You have been reading about Lake County’s trials and tribulations to consolidate 18 separate emergency dispatch operations. State law requires that all 92 counties have consolidated dispatch centers in operation by Dec. 31, 2014.
The idea of consolidating dispatch operations has been discussed for more than 15 years. Initially, different record keeping systems, the lack of radio frequency bandwidth and other technological hindrances made it difficult to move forward.
In reality, the biggest obstacles were turf battles and parochial fiefdoms. Technology has taken care of most of the former issues. Time, unfortunately, has not eliminated the latter.
When an entity looks at consolidation, the basic litmus test is that none of the partners should be worse off than they were before. Costs may increase, but if service levels also increase, and you are better off, that should be acceptable.
Lake County’s effort has cost hundreds of thousands of dollars for consultants and we still are not close to getting on the air. The E-911 Commission, made up of local police and fire officials, have made numerous recommendations, most of which have been rejected or ignored by the Lake County Commissioners.
The Commission has spent hours debating and researching issues and probable costs. They are the boots on the ground and want to get this thing moving.

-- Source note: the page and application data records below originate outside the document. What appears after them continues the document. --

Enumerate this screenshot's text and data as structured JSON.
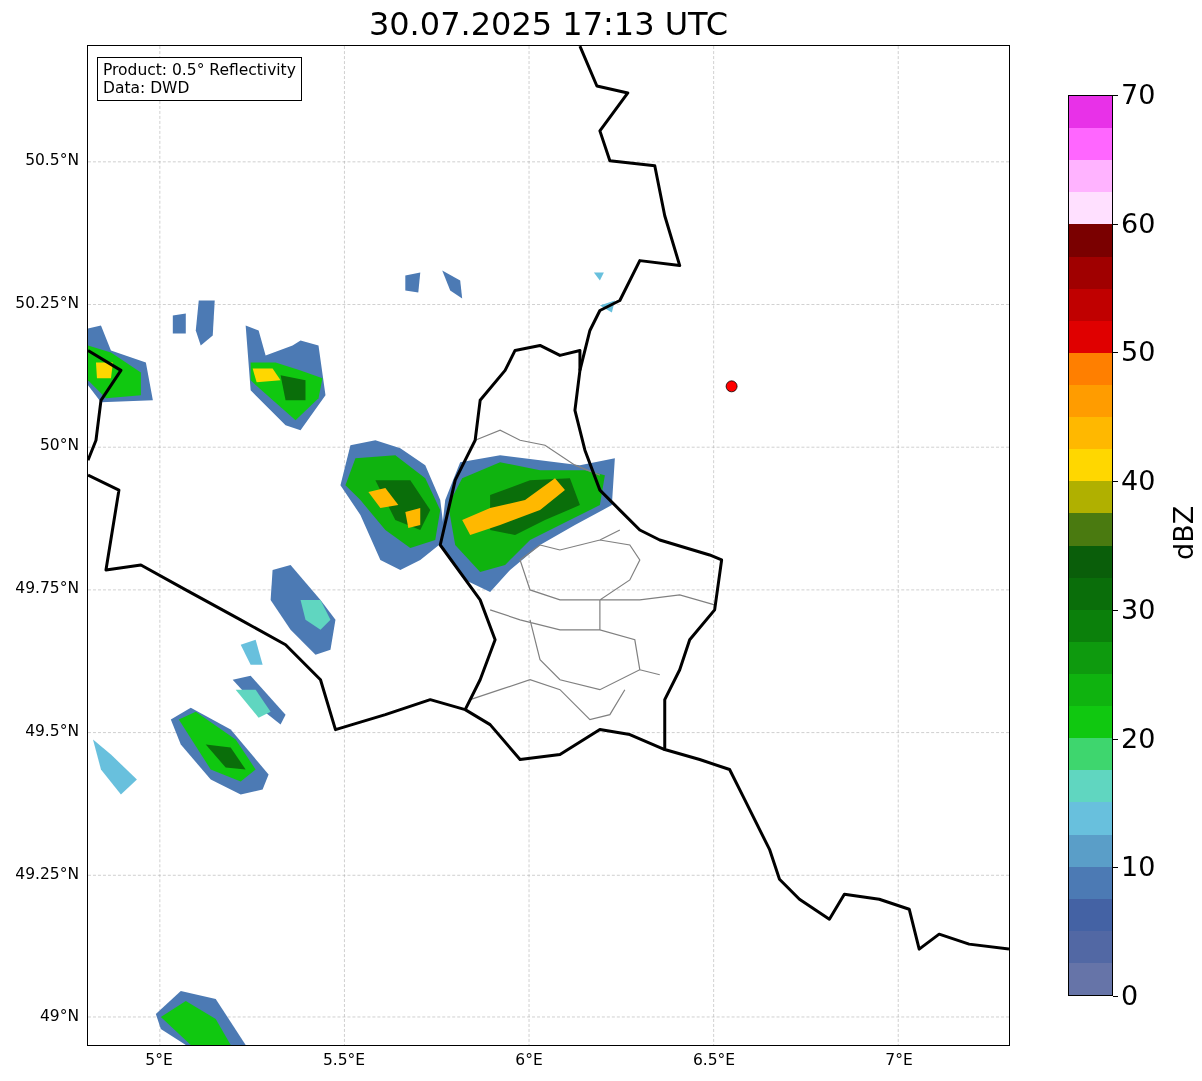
{
  "title": "30.07.2025 17:13 UTC",
  "info_box": {
    "lines": [
      "Product: 0.5° Reflectivity",
      "Data: DWD"
    ]
  },
  "map": {
    "latitude_labels": [
      "50.5°N",
      "50.25°N",
      "50°N",
      "49.75°N",
      "49.5°N",
      "49.25°N",
      "49°N"
    ],
    "longitude_labels": [
      "5°E",
      "5.5°E",
      "6°E",
      "6.5°E",
      "7°E"
    ]
  },
  "colorbar": {
    "label": "dBZ",
    "tick_labels": [
      "70",
      "60",
      "50",
      "40",
      "30",
      "20",
      "10",
      "0"
    ],
    "segments": [
      {
        "color": "#e831e8"
      },
      {
        "color": "#ff66ff"
      },
      {
        "color": "#ffb3ff"
      },
      {
        "color": "#ffe0ff"
      },
      {
        "color": "#7a0000"
      },
      {
        "color": "#a00000"
      },
      {
        "color": "#c00000"
      },
      {
        "color": "#e00000"
      },
      {
        "color": "#ff7f00"
      },
      {
        "color": "#ff9c00"
      },
      {
        "color": "#ffb800"
      },
      {
        "color": "#ffd700"
      },
      {
        "color": "#b0b000"
      },
      {
        "color": "#4a7a10"
      },
      {
        "color": "#0a5e0a"
      },
      {
        "color": "#0a6e0a"
      },
      {
        "color": "#0b800b"
      },
      {
        "color": "#0e9a0e"
      },
      {
        "color": "#0fb30f"
      },
      {
        "color": "#10c810"
      },
      {
        "color": "#3ed66e"
      },
      {
        "color": "#60d6c0"
      },
      {
        "color": "#68c0dd"
      },
      {
        "color": "#5a9ec8"
      },
      {
        "color": "#4c7ab4"
      },
      {
        "color": "#4462a4"
      },
      {
        "color": "#5268a4"
      },
      {
        "color": "#6674a8"
      }
    ]
  }
}
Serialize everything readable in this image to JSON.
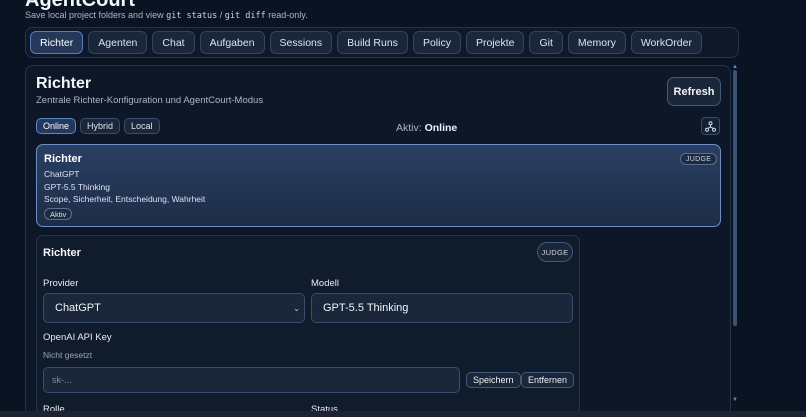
{
  "app": {
    "title": "AgentCourt",
    "subtitle_pre": "Save local project folders and view ",
    "subtitle_code1": "git status",
    "subtitle_sep": " / ",
    "subtitle_code2": "git diff",
    "subtitle_post": " read-only."
  },
  "tabs": [
    {
      "label": "Richter",
      "active": true
    },
    {
      "label": "Agenten"
    },
    {
      "label": "Chat"
    },
    {
      "label": "Aufgaben"
    },
    {
      "label": "Sessions"
    },
    {
      "label": "Build Runs"
    },
    {
      "label": "Policy"
    },
    {
      "label": "Projekte"
    },
    {
      "label": "Git"
    },
    {
      "label": "Memory"
    },
    {
      "label": "WorkOrder"
    }
  ],
  "section": {
    "title": "Richter",
    "subtitle": "Zentrale Richter-Konfiguration und AgentCourt-Modus",
    "refresh_label": "Refresh",
    "modes": [
      {
        "label": "Online",
        "active": true
      },
      {
        "label": "Hybrid"
      },
      {
        "label": "Local"
      }
    ],
    "aktiv_label": "Aktiv:",
    "aktiv_value": "Online",
    "network_icon": "network-icon"
  },
  "judge_card": {
    "name": "Richter",
    "provider": "ChatGPT",
    "model": "GPT-5.5 Thinking",
    "scope": "Scope, Sicherheit, Entscheidung, Wahrheit",
    "badge": "JUDGE",
    "status": "Aktiv"
  },
  "editor": {
    "title": "Richter",
    "badge": "JUDGE",
    "provider_label": "Provider",
    "provider_value": "ChatGPT",
    "model_label": "Modell",
    "model_value": "GPT-5.5 Thinking",
    "api_key_label": "OpenAI API Key",
    "api_key_status": "Nicht gesetzt",
    "api_key_placeholder": "sk-...",
    "save_label": "Speichern",
    "remove_label": "Entfernen",
    "next_label_left": "Rolle",
    "next_label_right": "Status"
  }
}
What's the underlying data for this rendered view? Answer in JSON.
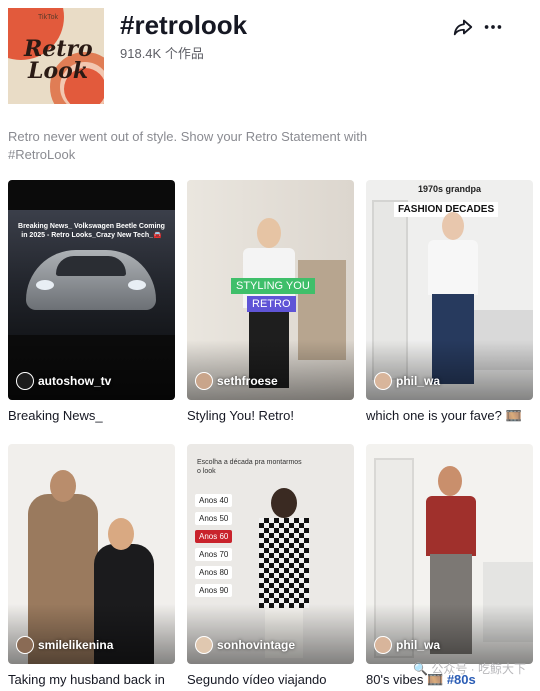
{
  "header": {
    "title": "#retrolook",
    "count": "918.4K 个作品",
    "cover": {
      "brand": "TikTok",
      "word1": "Retro",
      "word2": "Look"
    }
  },
  "description": "Retro never went out of style. Show your Retro Statement with #RetroLook",
  "videos": [
    {
      "author": "autoshow_tv",
      "caption": "Breaking News_",
      "overlay": "Breaking News_ Volkswagen Beetle Coming in 2025 - Retro Looks_Crazy New Tech_🚘"
    },
    {
      "author": "sethfroese",
      "caption": "Styling You! Retro!",
      "tags": [
        "STYLING YOU",
        "RETRO"
      ]
    },
    {
      "author": "phil_wa",
      "caption": "which one is your fave? 🎞️",
      "overlay_top": "1970s grandpa",
      "overlay_label": "FASHION DECADES"
    },
    {
      "author": "smilelikenina",
      "caption": "Taking my husband back in"
    },
    {
      "author": "sonhovintage",
      "caption": "Segundo vídeo viajando",
      "overlay": "Escolha a década pra montarmos o look",
      "decades": [
        "Anos 40",
        "Anos 50",
        "Anos 60",
        "Anos 70",
        "Anos 80",
        "Anos 90"
      ],
      "active_decade": "Anos 60"
    },
    {
      "author": "phil_wa",
      "caption": "80's vibes 🎞️",
      "caption_tag": "#80s"
    }
  ],
  "watermark": "🔍 公众号 · 吃鲸大下",
  "icons": {
    "share": "share-icon",
    "more": "more-icon"
  }
}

Two major recommendations of the Commission that have been rejected are the distinction of open bidding vs. using the State Quantity Purchase Agreements (QPA) for the acquisition of radio and computer equipment, and the “Dark Site” vs. two redundant sites for emergency back-up. A third issue is the cost to each community.
I will address the QPA issue this month, and next month I will present ideas about rational cost sharing.

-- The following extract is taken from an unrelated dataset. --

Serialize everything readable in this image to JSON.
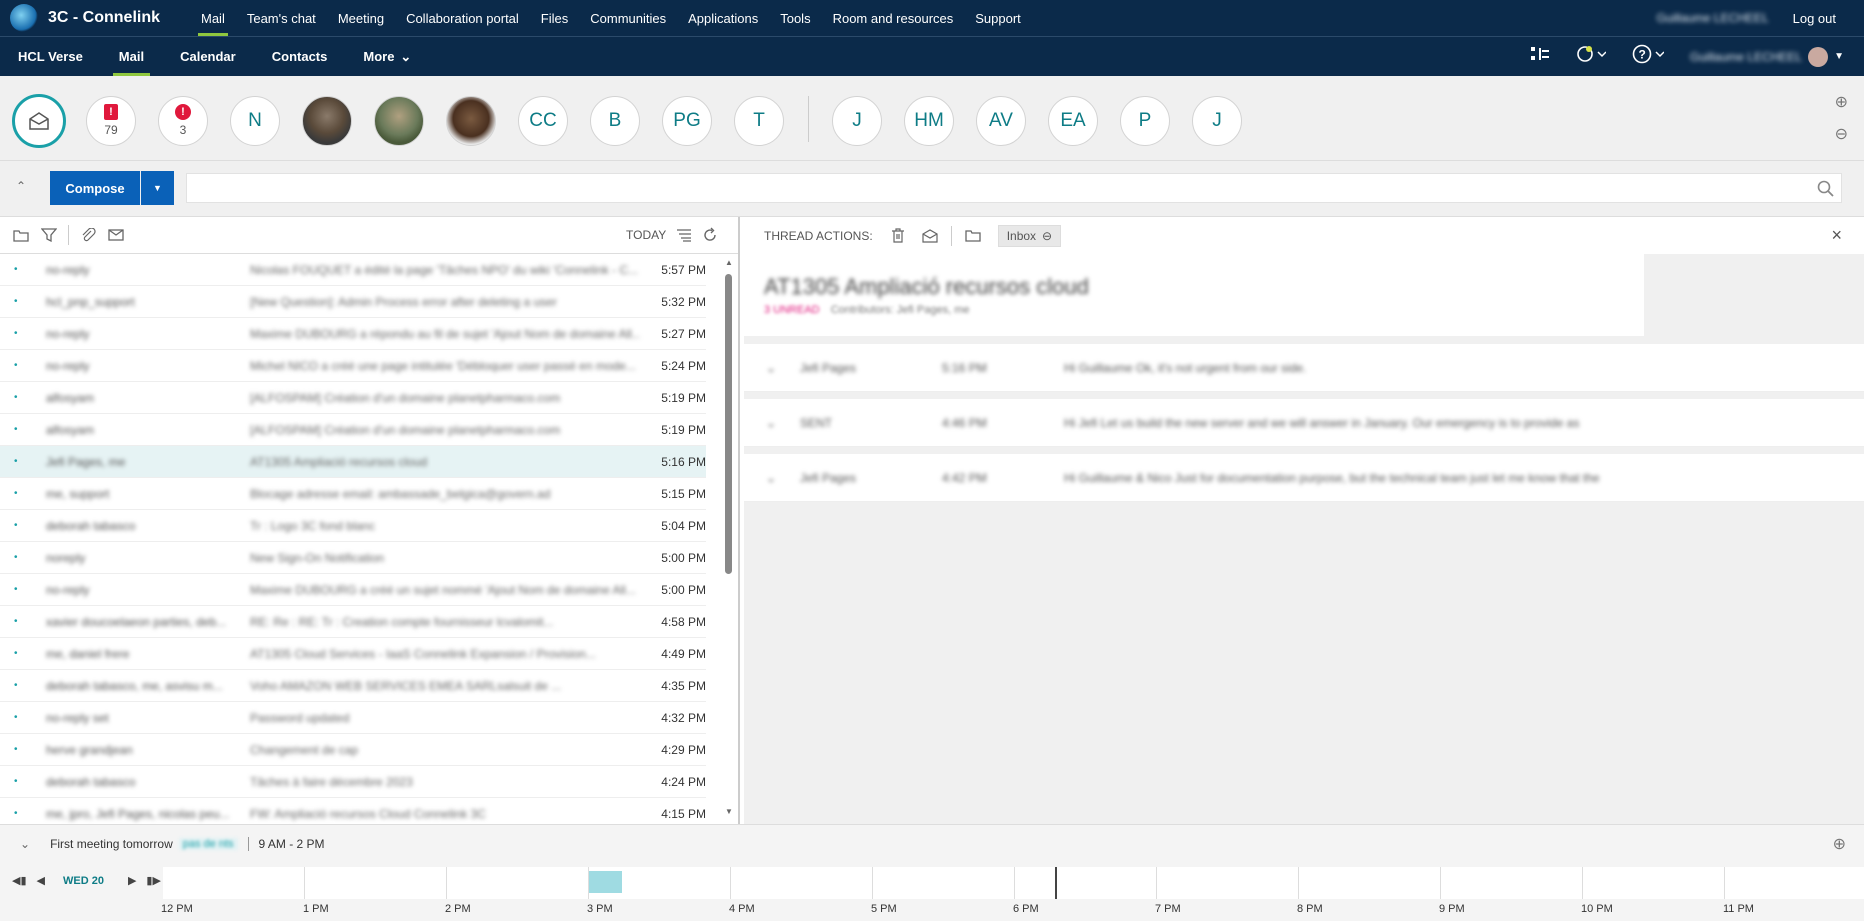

The state has a comprehensive purchasing program for hundreds of items. Communities that use the QPA program are not required to formally bid the items again. They may also use the QPA price to comparison shop.
The QPA is great for large purchases like police squad cars.
In the mid-1980’s, 13 NWI communities joined to purchase de-icing salt. This was initiated by Munster and others because the state did not have a QPA contract that locals could use. A few years ago, the state opened up its contract to local units and now, virtually everyone utilizes that program.
The Town of Munster purchased an aerial ladder truck and fire pumper from QPA bids made available to all local units. The successful bidder was able to book more units and Munster saved big dollars. It was a win for everyone.
Radio equipment has been priced under the QPA as well as the Federal Government Service Administration (GSA) pricing programs for years. The recommendation by the chiefs to utilize the QPA was sound and legal. Almost all local departments utilize Motorola equipment. It is considered the gold standard for reliability and performance.
The argument that using the QPA is not the same as competitively bidding is simply not valid. I urge the Commissioners to reconsider their position and move forward with the QPA already in place.
Time is of the essence.